Check out the rest of Park's list here and be sure to check out those items above on our website by clicking on each picture!
Cheers and happy dining,
Trends We Love: Tumbling Block Patterns
Saturday, October 18, 2014
"The classic trompe l'oeil cube motif—most commonly associated with flooring, playing cards, throws, pillows, and wallpaper—nearly every type of home decor accent has been done in this geometric pattern."
Check out these new geometric arrivals at Diseno:
Pedal-loomed wool carpets imported from Guatemala - Carefully handmade with an unbelievable blend of wool and cotton incorporating traditional weaving techniques with modern design. We help support a better tomorrow for Guatemala by employing over 500 artisans in equal opportunity employment and creating trade opportunities.
Rombos or Doppio Pattern Cowhide Rug imported from Argentina - This geometric pattern brings out the natural texture and variation of color in the hide. Comes available in all natural colors as well as dyed colors, custom sizes available.
Guayruro Chaguar Pillow imported from Argentina - Made with native chaguar seeds & fibers known for their resistances in the rainforest, these beautiful pillows bring character to any environment. Each pillow is hand-woven with love, selecting only the best fibers.
How To: Mix Styles with Confidence
Saturday, October 18, 2014
Unless you are starting from scratch and can afford to buy every last thing for your home at one time, it's completely normal for your aesthetic to develop. This developing aesthetic may still include inherited items, hand-me-downs, "ok for now" pieces, and ones you simply change your mind on.
“Do you do much mixing at home, with the style, age or materials of your furniture? What are your best tips for an eclectic interior that feels effortless?”

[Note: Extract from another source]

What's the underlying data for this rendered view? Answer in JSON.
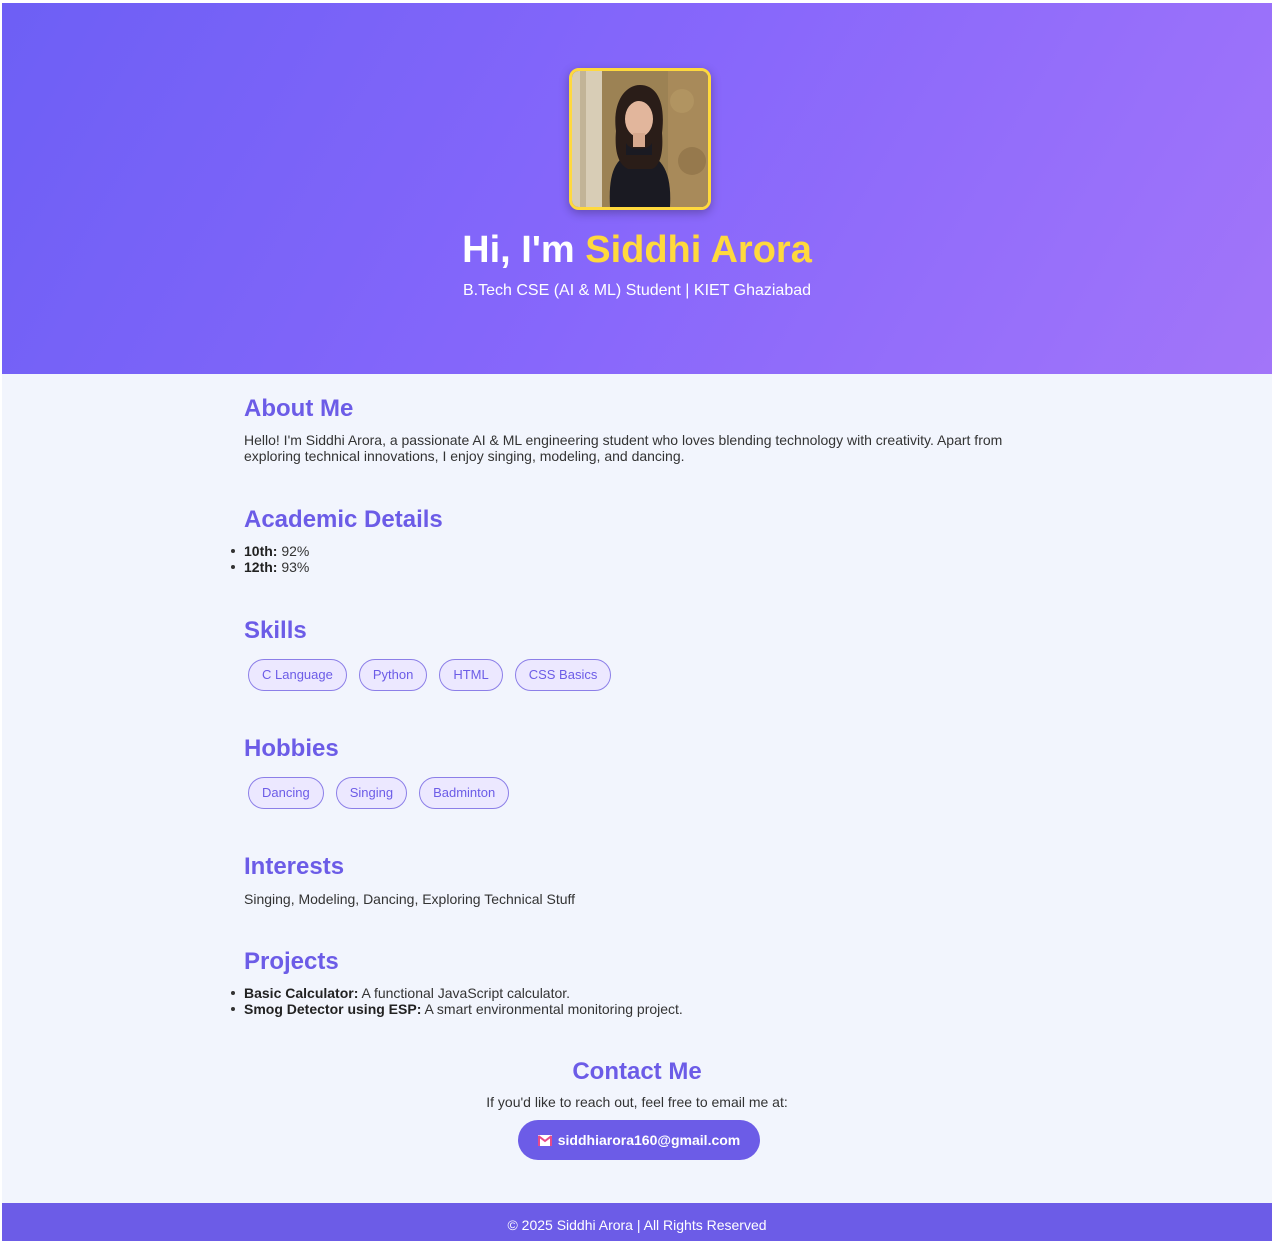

The confident mixing of different color, texture, warmth, and style is a skill, so how do you go about acquiring it?
Check out the article here.